Reading the first article of The Freeman, July – August 2012 Issue, I learned a lot about statesmanship. The article is written by Lawrence E. Reed. It is about Grover Cleveland. The article’s title is Cleveland Passed the Test of Character and Statesmanship.
Allow me to divide the lessons on statesmanship into two sections: ideas about statesmanship and qualities of a statesman.
Ideas about Statesmanship
The ideas about statesmanship are taken from two types of sources. One is from popular, but forgotten quotations penned by the writer and the other is from the reflection of the writer himself. I found three ideas related to statesmanship:
The first idea is about taxation. Grover Cleveland popularized the statement: “Though the people support the government, it is not the duty of the government to support the people.” This statement is considered unpopular in today’s standard. Public opinion resists this idea. The people are asking the state to provide for them. However, in order to give in to what the people ask, the government needs to expand its power and its revenue collection. Unknowingly, such trend is not beneficial to the public in the long run. It leads to the suppression of freedom.
A related statement from Cleveland is an appropriate critique to such expansion of the government’s power: “When more of the people’s sustenance is exacted through the form of taxation than is necessary to meet the just obligations of government, such exaction becomes ruthless extortion and a violation of the fundamental principles of a free government.”
Notice here that in the opinion of Cleveland, welfare state is actually leading to “ruthless extortion” and contrary to the character of a free government. Libertarians are correct that once people see that the government takes it as its duty to support the people, instead of being happy for the “generosity” of the government, the people must be cautious and be warned. It is an indication of interventionism heading to socialism. Furthermore, it is also an indication that free market economy is being suppressed.

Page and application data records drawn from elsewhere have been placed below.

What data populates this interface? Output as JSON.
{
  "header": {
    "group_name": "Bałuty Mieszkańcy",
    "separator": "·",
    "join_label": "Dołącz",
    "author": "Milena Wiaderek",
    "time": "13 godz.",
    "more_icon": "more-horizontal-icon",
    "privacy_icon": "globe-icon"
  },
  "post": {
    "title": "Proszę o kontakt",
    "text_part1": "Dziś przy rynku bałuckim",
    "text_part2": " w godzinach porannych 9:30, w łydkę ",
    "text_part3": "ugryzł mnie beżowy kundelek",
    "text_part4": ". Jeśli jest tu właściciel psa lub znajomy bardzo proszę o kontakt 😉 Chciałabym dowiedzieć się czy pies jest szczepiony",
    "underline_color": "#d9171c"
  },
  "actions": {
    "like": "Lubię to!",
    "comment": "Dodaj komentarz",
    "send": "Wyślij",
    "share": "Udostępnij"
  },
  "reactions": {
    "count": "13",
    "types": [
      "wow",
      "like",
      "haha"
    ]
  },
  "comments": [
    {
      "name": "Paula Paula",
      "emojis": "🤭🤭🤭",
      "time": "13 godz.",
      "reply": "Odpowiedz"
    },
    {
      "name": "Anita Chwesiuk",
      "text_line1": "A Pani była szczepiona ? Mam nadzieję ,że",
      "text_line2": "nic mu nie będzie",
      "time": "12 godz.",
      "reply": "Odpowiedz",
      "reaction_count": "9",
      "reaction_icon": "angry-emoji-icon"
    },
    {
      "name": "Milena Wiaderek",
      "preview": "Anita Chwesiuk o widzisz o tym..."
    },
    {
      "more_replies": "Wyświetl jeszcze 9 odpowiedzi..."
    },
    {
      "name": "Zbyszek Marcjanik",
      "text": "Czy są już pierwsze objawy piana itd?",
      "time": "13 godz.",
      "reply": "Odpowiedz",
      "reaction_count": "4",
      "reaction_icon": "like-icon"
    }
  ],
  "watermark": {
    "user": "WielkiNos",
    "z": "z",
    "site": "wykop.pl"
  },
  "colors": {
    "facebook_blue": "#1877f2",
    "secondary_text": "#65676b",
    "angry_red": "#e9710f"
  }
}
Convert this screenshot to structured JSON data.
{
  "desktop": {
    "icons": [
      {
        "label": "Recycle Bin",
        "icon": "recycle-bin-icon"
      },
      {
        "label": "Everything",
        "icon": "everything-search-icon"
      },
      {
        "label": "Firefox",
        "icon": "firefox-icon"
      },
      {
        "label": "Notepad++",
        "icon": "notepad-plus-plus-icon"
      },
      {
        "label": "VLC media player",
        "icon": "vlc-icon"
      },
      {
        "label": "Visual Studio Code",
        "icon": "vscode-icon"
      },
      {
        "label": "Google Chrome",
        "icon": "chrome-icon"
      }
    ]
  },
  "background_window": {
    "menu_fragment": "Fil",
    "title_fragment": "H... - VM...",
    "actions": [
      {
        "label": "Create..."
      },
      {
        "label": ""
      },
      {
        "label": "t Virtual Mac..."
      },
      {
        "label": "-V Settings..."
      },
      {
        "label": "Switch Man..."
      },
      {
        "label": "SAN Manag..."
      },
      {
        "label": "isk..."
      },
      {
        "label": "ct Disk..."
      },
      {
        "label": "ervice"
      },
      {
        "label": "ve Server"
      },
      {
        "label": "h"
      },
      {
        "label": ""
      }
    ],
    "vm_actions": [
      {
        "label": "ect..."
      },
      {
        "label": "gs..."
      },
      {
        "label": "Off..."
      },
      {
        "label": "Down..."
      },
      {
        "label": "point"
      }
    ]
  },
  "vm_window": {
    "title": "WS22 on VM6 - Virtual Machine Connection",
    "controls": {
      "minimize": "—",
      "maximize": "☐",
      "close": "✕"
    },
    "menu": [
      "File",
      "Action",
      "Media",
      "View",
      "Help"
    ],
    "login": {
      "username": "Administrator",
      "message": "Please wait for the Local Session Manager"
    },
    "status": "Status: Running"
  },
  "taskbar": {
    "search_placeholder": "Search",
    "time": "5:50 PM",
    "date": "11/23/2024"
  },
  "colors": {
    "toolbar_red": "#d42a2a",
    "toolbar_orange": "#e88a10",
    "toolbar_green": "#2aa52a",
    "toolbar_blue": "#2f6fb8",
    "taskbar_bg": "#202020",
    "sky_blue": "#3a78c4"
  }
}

The second idea focuses on loyalty. A certain Brodsky describes Cleveland as the “rarest of political animals” whose ultimate loyalty is not to the party, but to the country. The popular saying, “Public office is a public trust” is not merely rhetoric, but a reality for Cleveland.
And the third and final idea centers on the candidates’ qualifications for public office: honesty and statesmanship. Reed describes the honesty of Cleveland “as utterly incorruptible when he left office as he was when he first assumed it.” The second qualification is that of statesmanship. When looking for a candidate for public office, voters should seek for a candidate who is not simply a politician, but a statesman. Reed’s description is timely: “Every statesman is also a politician but not every politician is a statesman.”
Qualities of a Statesman
In a society that is becoming more and more interventionists in the passing of years, statesmanship is difficult to find among politicians. The quality of a Grover Cleveland is rare in a time where people are unconsciously heading to a socialist state. Anyway, we hope that libertarian ideas would educate increasing number of people through the web so that appreciation of statesmanship will become part of public opinion. Here is the list of qualities of a statesman as defined by Lawrence E. Reed:
- He or she doesn’t seek public office for personal gain or because it’s the only job he or she knows how to do.
- He stands for a principled vision, not for what he thinks citizens will fall for.
- He is well informed about the vicissitudes of human nature, the lessons of history, the role of ideas, and the economics of the marketplace.
- The statesman is a truth-seeker, which means he is more likely to do what’s right than what may be politically popular at the moment.
- You know where he stands because he says what he means and means what he says.
- He elevates public discussion because he knows what he’s talking about.
- He does not engage in class warfare or in other divisive or partisan tactics that pull people apart.
- He does not cynically buy votes with the money his taxes take from others, and
- He may even judge his success in office as much by how many laws he repealed or vetoed as by how many he passed.